> Problem description: Copy each line from the listing below where the word "true" shows up.

-.-.-

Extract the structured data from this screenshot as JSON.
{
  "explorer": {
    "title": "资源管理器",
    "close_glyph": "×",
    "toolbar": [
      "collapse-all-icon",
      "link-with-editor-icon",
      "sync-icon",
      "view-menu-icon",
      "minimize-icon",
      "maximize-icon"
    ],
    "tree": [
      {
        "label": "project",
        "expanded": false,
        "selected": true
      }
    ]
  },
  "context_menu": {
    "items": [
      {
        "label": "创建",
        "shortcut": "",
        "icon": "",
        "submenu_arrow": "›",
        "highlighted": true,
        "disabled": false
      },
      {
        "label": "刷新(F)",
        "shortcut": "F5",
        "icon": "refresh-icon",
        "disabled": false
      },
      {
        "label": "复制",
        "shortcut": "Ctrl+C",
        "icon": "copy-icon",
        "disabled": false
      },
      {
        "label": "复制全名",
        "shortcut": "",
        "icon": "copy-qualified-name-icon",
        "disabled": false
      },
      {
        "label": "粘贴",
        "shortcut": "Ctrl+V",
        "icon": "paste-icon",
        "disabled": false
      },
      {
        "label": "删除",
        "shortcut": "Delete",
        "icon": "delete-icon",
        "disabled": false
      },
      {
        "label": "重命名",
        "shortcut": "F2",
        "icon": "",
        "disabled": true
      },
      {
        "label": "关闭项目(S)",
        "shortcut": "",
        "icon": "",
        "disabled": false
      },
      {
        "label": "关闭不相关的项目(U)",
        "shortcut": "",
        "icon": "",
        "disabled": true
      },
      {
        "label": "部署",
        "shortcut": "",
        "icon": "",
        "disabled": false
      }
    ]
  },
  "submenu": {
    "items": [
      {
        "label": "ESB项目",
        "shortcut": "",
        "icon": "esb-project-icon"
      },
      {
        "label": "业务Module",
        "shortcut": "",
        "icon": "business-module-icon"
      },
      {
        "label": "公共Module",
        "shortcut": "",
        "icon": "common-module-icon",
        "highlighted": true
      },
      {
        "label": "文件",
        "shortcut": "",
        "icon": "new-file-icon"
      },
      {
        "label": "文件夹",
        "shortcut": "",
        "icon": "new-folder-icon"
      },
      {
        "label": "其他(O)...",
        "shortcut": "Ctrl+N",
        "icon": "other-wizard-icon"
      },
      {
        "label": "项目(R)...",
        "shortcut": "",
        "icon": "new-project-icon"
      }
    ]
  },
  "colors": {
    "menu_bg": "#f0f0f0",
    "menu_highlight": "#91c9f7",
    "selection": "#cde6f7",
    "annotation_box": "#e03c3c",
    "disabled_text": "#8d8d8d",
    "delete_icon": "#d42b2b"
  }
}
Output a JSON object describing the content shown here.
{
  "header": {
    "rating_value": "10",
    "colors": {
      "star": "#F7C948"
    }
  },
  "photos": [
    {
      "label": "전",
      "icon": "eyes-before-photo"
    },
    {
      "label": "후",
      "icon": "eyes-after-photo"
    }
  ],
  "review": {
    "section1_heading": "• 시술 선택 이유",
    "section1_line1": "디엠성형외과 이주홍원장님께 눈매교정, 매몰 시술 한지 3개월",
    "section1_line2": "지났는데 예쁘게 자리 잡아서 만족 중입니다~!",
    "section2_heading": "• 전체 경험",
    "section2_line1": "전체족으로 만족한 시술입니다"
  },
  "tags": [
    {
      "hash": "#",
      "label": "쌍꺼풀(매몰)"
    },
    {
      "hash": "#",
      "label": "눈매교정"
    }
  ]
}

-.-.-

> Answer to the problem:
        "selected": true
        "highlighted": true,
        "disabled": true
        "disabled": true
        "highlighted": true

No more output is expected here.